Airstream Reproduction; Recreating a 1950’s FabricKristin Crane
Occasionally at Design Pool I receive a request to replicate an antique textile and I rarely say no. In fact, I love these projects so much I usually find it hard to control my excitement. Recreating an antique textile is more than just knocking something off, it is an intense design challenge that involves research into traditional techniques and manufacturing processes. The latest request I received was for an Airstream reproduction.
Airstream was in the process of recreating a 1950’s Airstream. They wanted the details to be as close as possible to the original. They contacted me to recreate the fabric for the interior cushions. The original manufacturer of the fabric was unknown. Since they needed a very small amount, digital printing was the most effective way to get the fabric they needed.
A few days after saying yes to the request, a very old, fabric cushion casing arrived in the mail. It was very faded and had seen a lot of wear and spills over the years. My first challenge was to recreate the pattern as closely as possible to the original. The second challenge would be to find a manufacturer whose quality was acceptable and was willing to print only a few yards.
What is involved in an Airstream reproduction?
Recreating the Graphic
As I got to work on the first challenge, I began by taking apart the original cushion – after asking permission of course. I used a seam ripper and carefully took each seam apart and ironed each piece flat. Playing with them a bit, I got a sense of what this pattern would look like as a flat piece of fabric.
Next, I photographed each piece and brought them into Photoshop to clean up and crop. From there, I could bring the images into Illustrator and do a 16-color image trace to get the basics of the design into a workable state. While Illustrator does a fairly good job, image trace does tend to shift or meld shapes. Still, this was good enough to use as a beginning template.
With this template, I drew the entire image and figured out its repeat. Since Airstream was only remaking the cushion, I didn’t need to recreate the entire repeat. Instead, I just had to focus on the cushion pieces, showing enough of the design repeat to extend past the sew lines.
This process saved time in the design stage, but also in the manufacturing phase. Rather than print out yardage of the full design and then have the individual cushion shapes cut from that yardage, we created a file to send to the printer that had the cushion shapes nested together on one yard of fabric.
Recreating the Texture
While researching the original cushion, I noted the strong texture of the original basecloth fabric. I knew it would be very challenging, if not impossible, to find a similarly woven fabric to use as a basecloth, especially for only one yard. Still, it was an important element to the original fabric. Rather than print on a texture, I incorporated it into the design as a texture swatch in Illustrator.
For this process, I took a detailed photo of the texture in a solid area. After I brought that photo into Photoshop, I was able to create a swatch that could be put into repeat. This became the texture swatch added to the design in Illustrator.
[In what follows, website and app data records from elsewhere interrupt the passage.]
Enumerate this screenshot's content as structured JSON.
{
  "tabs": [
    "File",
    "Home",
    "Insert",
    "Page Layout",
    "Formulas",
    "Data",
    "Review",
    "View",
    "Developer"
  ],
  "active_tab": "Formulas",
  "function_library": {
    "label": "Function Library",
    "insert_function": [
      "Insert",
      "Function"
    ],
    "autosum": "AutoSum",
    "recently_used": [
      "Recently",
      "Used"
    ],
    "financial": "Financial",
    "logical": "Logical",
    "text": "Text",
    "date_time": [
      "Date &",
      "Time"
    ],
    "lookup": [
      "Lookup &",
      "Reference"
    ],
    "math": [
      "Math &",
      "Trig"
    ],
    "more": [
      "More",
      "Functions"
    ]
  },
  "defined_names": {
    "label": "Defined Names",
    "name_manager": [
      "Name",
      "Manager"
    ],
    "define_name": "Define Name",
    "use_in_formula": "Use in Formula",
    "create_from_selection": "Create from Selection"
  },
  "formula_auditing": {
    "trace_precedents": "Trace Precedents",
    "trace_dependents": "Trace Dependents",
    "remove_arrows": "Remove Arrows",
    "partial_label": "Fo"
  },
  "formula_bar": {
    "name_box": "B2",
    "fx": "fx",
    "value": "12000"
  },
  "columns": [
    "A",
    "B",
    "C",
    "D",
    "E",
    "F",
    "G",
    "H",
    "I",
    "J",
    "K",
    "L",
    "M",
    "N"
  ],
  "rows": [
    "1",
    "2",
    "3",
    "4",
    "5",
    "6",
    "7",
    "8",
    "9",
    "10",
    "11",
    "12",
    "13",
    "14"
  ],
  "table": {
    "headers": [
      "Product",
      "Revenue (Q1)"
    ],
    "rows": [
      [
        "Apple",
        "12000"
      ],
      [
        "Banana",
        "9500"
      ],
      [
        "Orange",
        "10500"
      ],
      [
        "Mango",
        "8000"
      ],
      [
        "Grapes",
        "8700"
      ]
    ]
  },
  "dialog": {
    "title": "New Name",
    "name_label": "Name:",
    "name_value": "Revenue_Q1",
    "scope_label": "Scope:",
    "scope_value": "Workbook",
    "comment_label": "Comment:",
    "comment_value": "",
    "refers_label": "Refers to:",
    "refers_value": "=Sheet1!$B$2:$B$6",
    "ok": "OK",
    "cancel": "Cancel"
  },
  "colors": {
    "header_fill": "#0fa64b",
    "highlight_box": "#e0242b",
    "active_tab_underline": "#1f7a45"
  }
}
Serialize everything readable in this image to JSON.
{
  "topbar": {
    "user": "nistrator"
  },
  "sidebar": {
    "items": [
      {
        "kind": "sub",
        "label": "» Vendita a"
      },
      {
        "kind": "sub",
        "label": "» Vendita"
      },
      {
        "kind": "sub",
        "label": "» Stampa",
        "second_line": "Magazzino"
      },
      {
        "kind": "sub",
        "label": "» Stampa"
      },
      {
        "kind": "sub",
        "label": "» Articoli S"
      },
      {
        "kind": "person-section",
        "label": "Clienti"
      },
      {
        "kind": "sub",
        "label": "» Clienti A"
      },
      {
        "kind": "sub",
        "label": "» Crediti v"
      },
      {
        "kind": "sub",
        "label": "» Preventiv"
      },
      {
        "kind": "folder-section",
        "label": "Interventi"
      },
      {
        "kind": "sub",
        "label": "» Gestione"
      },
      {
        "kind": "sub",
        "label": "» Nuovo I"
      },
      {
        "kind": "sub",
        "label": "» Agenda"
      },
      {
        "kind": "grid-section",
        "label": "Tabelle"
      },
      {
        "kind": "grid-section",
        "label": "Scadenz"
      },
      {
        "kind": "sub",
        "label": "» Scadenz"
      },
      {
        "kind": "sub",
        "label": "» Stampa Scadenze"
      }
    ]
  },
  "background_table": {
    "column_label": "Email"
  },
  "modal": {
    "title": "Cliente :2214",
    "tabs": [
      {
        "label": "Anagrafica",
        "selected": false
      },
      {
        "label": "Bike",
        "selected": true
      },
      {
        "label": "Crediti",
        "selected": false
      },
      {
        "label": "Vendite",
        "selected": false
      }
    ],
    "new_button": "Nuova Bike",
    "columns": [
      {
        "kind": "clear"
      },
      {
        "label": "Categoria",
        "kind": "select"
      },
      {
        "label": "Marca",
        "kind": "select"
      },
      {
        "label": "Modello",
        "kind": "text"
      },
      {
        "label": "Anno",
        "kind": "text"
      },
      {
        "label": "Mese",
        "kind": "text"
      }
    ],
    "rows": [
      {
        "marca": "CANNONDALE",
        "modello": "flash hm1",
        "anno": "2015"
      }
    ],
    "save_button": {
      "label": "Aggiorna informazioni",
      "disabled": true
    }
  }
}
Recreating the Color
Airstream wanted this fabric to look the way it looked when it was brand new in 1950. The fabric from the original cushion though, had faded a lot over the years. To get a better idea of what the color had been like when it was new, I looked at the seam allowance. On the inside of the seam, where there had been no light, I saw the original color of the fabric.
Working in Photoshop with the texture swatch previously created, I picked colors. Using the color balance slider, I developed a color palette that matched the original colors perfectly.
Time for Printing
After researching print on demand companies, we chose Spoonflower to do the printing. First, I requested their fabric pack so I could evaluate the weight and hand of all the swatches, as well as choose a textured basecloth. I decided to use their Linen Cotton Canvas and ordered as much as needed for manufacturing.
Finishing up with Flooring
With the cushion successfully completed, Airstream asked for the reproduction of the original flooring also. This was a bit less involved, as Airstream had a supplier for printing the flooring, they just needed the design. For the floor, we started with a marble pattern and then added a textured swatch to the marble. This created a random texture effect, similar to the original.
As someone who loves Airstreams and fabric of the 50s, this Airstream reproduction project was a blast. Yet, it’s also important to mention that any request we receive at Design Pool to replicate a design comes with some initial questions. We always make sure that the person asking us to do the project owns the copyrights to the design and puts that in writing. Simply knocking off a design is not the same as a historical reproduction and is something we would never do here.
Learn more about another historical reproduction project with our partner, Museum L-A.